The bottom line:  KA-CHING!

Wednesday, July 5, 2023

Book Review: "Pageboy"


There has been a lot on my plate recently, and it was time to focus and regain my attention span.  This book was a perfect way to do it.  I devoured it in two days.

This is the story of trans actor Elliot Page, who starred as Ellen Page in "Juno," one of my favorite movies.

This is a story about a journey-- a long and difficult one.  Parts are not easy to read.  Other parts are rather adult and graphic.

This is an important book, and I'm glad I read it.

Tuesday, July 4, 2023

Independence Day


Picnics and parties are important.  You can never spend enough time with family and friends.

But the holiday is more than that.

Celebrate independence!

And, please do it safely.

We'll talk tomorrow.

Monday, July 3, 2023

Monday Scrapple


I love watching old newscasts on You Tube, and I wish I was one per cent as talented as Brinkley, Chancellor, Cronkite, and Jennings.

Why do we continue to praise public officials for spending our money?

Several awful roads in our area have been repaved.  We've only just begun.

For third shift people, this is perhaps the worst week of the year.  Too much light, too much heat, too much noise.

Geraldo Rivera left FOX News after 23 years.  Say what you want about the guy, he always produced compelling television.

I had to deal with my cable company last week.  In person?  Great.  Phone?  Hideous.

Happiness is a quality stapler.

Fine ballpoints have always been my favorites.  Rollerballs have caught up.

Some supermarkets in our area have become a nightmare.  Bad layouts.  Bad traffic flow.  they try to fit too much in to limited spaces.

I don't watch "Wheel of Fortune."  The choice of a new host inspires nothing but indifference.  but, Ryan Seacrest?   The guy's "talent" is a mile wide but an inch deep.

Actor Alan Arkin passed last week.  89.  I loved "The Slums of Beverly Hills."

I must have passed a dozen fireworks law violations on the way to work Saturday night.  How are those new laws working out?

ESPN laid off a bunch of people last week.  Suzy Kolber's dismissal defies analysis.  I guess she was simply making too much money for the folks at Disney to stomach.

Sunday, July 2, 2023

Andy's Angles: All American


Independence Day is approaching.  Because the 4th of July falls on a Tuesday, I suspect most people are taking a four day weekend, if not longer.  I salute you!

To celebrate the long weekend, what is more American than a steam engine?

This shiny beauty is part of the Steamtown collection in Scranton-- a photograph in the roundhouse,  from a sunny, late spring morning.

Saturday, July 1, 2023

About the Cover: On the Beach


It is an expedition in serendipity when it comes to this month's blog header.

Another scene was in my mind, but when I loaded these shots in to the computer, I called an audible.

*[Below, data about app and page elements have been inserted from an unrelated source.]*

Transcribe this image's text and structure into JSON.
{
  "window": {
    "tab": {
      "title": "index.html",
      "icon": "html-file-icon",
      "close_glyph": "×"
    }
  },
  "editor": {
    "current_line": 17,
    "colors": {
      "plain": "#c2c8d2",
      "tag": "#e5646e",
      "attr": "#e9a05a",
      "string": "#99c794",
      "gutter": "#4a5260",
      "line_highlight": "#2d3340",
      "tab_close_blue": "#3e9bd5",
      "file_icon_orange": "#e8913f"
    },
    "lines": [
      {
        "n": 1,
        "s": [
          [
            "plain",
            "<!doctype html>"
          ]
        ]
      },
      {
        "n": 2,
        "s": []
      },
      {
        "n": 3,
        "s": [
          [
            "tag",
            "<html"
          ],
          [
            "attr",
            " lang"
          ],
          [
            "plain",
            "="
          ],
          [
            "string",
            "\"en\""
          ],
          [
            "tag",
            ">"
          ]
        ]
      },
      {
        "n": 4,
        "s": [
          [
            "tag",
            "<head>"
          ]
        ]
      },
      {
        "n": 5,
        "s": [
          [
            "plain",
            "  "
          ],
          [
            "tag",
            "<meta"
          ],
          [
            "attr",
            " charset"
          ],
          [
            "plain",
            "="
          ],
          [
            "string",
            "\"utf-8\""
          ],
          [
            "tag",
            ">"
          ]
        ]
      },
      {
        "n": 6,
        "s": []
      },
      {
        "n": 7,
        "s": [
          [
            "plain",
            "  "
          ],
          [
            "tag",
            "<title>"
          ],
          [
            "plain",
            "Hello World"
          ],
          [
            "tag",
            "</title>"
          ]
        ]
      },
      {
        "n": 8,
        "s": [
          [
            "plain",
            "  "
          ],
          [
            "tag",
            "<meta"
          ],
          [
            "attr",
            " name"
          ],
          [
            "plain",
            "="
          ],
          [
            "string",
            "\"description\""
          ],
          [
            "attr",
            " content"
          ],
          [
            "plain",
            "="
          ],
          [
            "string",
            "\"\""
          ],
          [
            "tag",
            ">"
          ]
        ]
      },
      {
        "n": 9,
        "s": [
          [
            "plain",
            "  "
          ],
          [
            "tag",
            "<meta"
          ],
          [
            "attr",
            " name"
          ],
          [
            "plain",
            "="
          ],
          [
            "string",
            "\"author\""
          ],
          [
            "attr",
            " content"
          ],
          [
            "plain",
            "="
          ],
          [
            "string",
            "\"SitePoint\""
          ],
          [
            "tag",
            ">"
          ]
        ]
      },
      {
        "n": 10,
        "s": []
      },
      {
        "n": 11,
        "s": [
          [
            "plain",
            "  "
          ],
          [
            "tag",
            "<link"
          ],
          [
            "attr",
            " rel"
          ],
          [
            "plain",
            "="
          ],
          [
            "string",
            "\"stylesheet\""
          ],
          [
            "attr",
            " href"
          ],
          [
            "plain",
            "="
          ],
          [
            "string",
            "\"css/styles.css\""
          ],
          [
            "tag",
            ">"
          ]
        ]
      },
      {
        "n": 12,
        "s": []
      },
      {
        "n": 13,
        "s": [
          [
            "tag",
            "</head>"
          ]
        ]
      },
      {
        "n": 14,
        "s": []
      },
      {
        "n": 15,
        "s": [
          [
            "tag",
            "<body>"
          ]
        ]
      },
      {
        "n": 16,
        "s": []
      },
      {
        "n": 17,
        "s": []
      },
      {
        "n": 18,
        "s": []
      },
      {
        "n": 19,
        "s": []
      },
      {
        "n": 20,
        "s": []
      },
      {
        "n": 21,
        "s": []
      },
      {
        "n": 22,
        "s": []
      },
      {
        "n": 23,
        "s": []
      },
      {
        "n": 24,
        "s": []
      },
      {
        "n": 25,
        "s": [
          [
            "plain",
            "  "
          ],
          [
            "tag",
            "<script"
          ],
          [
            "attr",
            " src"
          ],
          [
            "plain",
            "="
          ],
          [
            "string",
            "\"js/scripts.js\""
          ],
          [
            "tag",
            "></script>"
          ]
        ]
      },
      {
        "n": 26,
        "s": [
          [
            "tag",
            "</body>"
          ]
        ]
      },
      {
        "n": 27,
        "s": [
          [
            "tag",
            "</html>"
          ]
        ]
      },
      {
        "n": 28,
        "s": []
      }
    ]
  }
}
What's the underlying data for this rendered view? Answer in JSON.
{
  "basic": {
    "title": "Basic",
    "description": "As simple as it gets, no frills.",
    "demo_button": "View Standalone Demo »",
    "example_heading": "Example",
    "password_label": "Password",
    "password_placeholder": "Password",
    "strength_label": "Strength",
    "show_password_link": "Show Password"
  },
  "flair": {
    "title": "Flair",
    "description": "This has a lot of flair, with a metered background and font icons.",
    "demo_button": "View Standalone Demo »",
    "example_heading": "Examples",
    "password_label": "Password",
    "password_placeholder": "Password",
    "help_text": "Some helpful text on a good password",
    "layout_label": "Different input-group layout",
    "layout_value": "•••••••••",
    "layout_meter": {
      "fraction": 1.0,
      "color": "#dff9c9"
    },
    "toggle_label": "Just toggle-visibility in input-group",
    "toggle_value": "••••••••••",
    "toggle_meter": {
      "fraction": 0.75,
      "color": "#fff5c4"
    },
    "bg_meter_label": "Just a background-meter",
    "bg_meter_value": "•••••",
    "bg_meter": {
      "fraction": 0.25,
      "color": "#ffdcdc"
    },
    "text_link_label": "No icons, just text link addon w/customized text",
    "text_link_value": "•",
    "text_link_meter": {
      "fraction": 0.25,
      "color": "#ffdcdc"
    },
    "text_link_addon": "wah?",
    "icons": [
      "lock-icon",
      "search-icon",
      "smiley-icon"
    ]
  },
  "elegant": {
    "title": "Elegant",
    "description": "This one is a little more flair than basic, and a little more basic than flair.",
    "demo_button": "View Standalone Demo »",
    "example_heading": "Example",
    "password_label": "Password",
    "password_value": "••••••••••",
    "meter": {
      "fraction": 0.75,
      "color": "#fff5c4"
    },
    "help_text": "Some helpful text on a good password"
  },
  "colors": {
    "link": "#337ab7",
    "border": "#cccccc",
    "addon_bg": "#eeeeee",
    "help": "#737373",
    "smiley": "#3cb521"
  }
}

My goal was "summer."

Palmyra Beach at Lake Wallenpaupack was, thankfully, empty when I showed up one  early morning.  It wasn't quite "golden hour," but the sun was at an appealing angle.

I'll share my intended blog header in the weeks to come.